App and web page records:
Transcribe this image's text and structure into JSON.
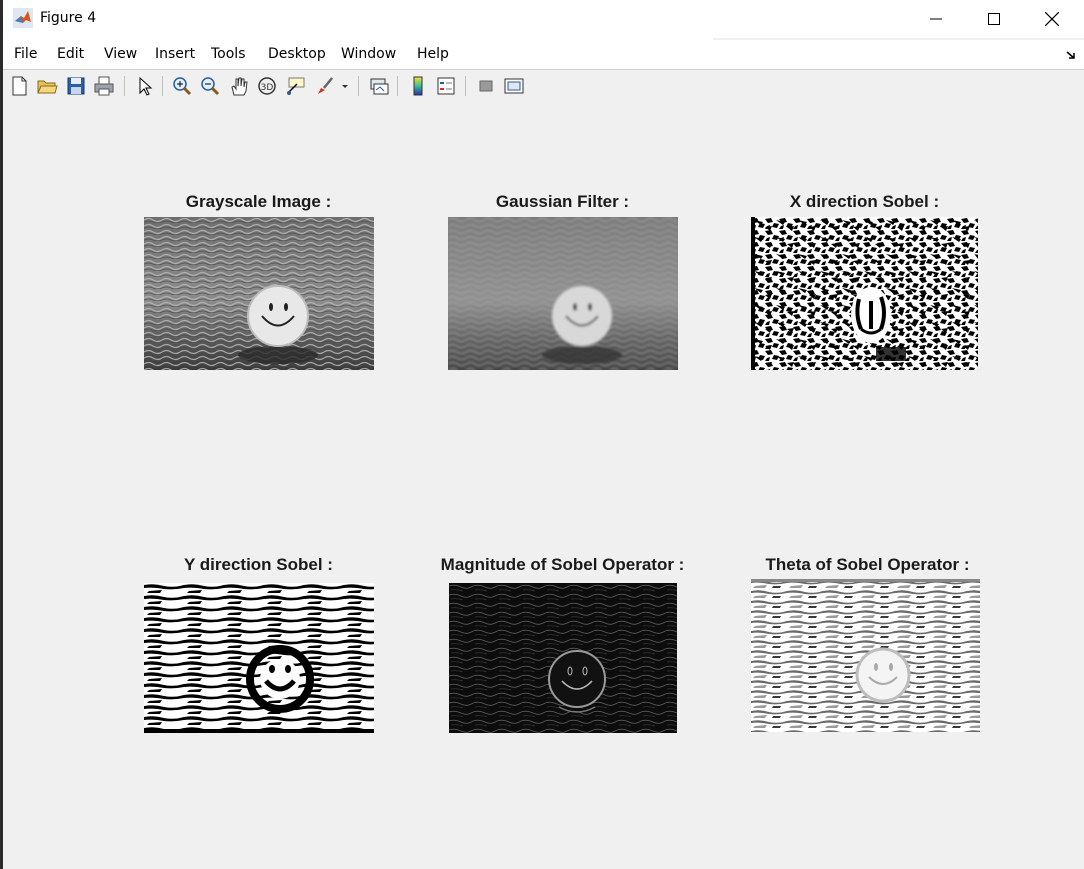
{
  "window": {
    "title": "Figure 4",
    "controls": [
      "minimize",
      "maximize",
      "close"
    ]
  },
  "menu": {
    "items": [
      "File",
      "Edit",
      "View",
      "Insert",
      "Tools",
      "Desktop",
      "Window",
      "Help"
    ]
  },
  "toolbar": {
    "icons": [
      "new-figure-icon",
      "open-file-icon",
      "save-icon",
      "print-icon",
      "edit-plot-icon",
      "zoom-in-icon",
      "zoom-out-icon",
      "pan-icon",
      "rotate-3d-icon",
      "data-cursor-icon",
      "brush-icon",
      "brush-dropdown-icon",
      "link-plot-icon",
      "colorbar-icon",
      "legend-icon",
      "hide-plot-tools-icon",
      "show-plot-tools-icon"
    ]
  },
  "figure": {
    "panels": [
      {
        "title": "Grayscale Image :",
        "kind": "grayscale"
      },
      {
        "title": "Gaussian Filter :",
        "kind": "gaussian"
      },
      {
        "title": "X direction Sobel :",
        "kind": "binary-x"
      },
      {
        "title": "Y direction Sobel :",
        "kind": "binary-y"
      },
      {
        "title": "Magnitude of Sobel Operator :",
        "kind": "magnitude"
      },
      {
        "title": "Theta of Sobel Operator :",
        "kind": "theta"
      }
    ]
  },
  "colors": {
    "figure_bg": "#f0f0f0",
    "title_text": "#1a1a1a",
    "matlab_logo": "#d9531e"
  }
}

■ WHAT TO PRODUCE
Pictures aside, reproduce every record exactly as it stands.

■ WRITTEN ANSWER
Transcribe this image's text and structure into JSON.
{
  "window": {
    "title": "Figure 4",
    "controls": [
      "minimize",
      "maximize",
      "close"
    ]
  },
  "menu": {
    "items": [
      "File",
      "Edit",
      "View",
      "Insert",
      "Tools",
      "Desktop",
      "Window",
      "Help"
    ]
  },
  "toolbar": {
    "icons": [
      "new-figure-icon",
      "open-file-icon",
      "save-icon",
      "print-icon",
      "edit-plot-icon",
      "zoom-in-icon",
      "zoom-out-icon",
      "pan-icon",
      "rotate-3d-icon",
      "data-cursor-icon",
      "brush-icon",
      "brush-dropdown-icon",
      "link-plot-icon",
      "colorbar-icon",
      "legend-icon",
      "hide-plot-tools-icon",
      "show-plot-tools-icon"
    ]
  },
  "figure": {
    "panels": [
      {
        "title": "Grayscale Image :",
        "kind": "grayscale"
      },
      {
        "title": "Gaussian Filter :",
        "kind": "gaussian"
      },
      {
        "title": "X direction Sobel :",
        "kind": "binary-x"
      },
      {
        "title": "Y direction Sobel :",
        "kind": "binary-y"
      },
      {
        "title": "Magnitude of Sobel Operator :",
        "kind": "magnitude"
      },
      {
        "title": "Theta of Sobel Operator :",
        "kind": "theta"
      }
    ]
  },
  "colors": {
    "figure_bg": "#f0f0f0",
    "title_text": "#1a1a1a",
    "matlab_logo": "#d9531e"
  }
}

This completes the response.